Day 5: It was hard leaving. The grass is always greener on the other side, and I was able to sample living in a beautiful cabin at the top of a mountain, after visiting waterfalls, creeks, pottery stores, Dripolator, and all the rest. You couldn't make for a more biased opinion from me, I guess, regarding the place, but no matter how you cut it, Western NC is simply breathtaking.

Anyway, we hopped on the Blue Ridge Parkway, hiked Linville Falls, and continued to Boone, where we were happy to find a bustling college town and some Mellow Mushroom Pizza. Being Labor Day weekend, all the hotels were booked, but we were lucky to find a room in Abingdon, VA. We drove back via Damascus, an Appalacian trail town, and obtained our lodging.

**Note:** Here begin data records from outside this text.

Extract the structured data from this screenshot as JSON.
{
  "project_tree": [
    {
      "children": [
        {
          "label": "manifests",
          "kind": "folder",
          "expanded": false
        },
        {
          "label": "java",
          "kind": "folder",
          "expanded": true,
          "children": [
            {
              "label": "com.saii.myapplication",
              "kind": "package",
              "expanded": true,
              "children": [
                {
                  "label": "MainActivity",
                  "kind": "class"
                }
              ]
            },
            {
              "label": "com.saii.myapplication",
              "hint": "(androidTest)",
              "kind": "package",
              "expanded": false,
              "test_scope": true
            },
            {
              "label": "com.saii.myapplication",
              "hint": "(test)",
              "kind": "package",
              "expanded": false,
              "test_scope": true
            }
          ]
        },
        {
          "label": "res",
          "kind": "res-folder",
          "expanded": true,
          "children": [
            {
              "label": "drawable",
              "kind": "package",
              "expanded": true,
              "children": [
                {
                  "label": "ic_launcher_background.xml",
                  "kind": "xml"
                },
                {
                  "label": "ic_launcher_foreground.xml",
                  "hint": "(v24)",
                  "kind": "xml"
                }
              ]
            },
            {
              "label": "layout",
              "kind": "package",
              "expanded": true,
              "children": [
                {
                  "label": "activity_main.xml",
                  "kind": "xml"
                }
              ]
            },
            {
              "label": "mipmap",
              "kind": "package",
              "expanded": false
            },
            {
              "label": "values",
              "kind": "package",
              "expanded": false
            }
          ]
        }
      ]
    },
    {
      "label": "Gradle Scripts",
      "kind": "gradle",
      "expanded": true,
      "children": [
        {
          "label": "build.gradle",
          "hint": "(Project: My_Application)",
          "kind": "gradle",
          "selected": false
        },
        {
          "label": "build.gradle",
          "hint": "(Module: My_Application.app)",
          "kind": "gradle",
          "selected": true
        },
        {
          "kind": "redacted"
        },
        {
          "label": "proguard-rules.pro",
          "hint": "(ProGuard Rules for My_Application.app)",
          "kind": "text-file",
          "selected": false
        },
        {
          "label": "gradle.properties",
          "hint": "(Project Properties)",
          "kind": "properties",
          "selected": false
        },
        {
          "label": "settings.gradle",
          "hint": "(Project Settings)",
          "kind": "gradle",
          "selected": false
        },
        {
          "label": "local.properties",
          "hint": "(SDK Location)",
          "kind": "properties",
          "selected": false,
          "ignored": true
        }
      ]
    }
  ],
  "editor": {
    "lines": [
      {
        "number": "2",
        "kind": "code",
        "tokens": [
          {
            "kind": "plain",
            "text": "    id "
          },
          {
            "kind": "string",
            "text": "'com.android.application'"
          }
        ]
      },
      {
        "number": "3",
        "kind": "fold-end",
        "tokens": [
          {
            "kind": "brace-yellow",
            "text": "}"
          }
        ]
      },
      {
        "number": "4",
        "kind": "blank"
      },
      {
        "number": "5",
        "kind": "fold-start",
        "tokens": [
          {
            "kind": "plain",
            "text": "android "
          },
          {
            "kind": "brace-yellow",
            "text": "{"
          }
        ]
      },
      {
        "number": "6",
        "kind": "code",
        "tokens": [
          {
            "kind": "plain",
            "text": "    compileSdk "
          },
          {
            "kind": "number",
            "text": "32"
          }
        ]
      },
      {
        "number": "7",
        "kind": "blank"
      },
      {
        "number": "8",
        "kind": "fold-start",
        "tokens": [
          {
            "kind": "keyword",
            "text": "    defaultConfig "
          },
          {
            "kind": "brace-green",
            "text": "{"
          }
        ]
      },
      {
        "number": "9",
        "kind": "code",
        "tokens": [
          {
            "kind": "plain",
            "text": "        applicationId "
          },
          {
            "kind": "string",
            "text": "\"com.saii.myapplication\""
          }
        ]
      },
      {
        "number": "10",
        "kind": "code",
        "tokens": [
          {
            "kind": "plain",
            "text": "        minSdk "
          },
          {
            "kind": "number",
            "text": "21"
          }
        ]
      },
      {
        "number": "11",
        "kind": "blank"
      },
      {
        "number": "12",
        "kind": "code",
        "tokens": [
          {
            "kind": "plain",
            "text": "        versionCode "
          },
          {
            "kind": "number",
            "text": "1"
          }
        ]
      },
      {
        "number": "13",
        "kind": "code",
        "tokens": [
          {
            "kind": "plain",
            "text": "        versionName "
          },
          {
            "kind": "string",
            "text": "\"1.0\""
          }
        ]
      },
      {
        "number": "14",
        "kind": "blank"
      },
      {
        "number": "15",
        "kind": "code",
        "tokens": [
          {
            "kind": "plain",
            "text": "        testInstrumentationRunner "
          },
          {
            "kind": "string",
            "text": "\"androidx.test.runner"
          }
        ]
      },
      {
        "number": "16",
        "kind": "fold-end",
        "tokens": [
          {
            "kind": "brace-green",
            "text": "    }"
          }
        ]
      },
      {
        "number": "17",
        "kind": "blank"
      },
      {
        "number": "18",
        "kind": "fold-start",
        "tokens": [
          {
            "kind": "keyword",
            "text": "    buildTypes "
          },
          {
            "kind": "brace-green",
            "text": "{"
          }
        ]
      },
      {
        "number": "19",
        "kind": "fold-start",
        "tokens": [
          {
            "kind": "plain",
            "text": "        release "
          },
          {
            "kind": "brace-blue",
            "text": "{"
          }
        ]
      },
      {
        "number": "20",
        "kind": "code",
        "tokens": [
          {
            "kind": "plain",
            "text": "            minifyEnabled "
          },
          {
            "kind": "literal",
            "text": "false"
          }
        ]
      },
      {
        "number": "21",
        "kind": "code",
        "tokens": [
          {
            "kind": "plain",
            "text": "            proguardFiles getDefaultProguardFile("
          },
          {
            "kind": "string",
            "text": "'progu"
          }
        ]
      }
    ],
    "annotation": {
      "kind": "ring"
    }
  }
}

Day 6: We raced north on I-81 to Blacksburg for mass at St. Mary's, and joined Clare's brother and girl friend for brunch at Cracker Barrell. The trip home ran smoothly and we were deposited in Strasburg by 6PM.

Summary: Black Mountain, NC and the area that surrounds it, is the jam, notwithstanding some of the liberalism in the place. But you don't get that sick feeling of liberalism that you get in San Francisco or Adam's Morgan. The area is completely chill, with mom and pop institutions dominating over the big-box stores. The beauty of the mountains fosters tranquillity, creativity, and adventure. With the exception or Spruce Pine, NC, all of the town we visited were upbeat, not depressed and down on their luck.

In a word, I would definitely go back.

Peace Out,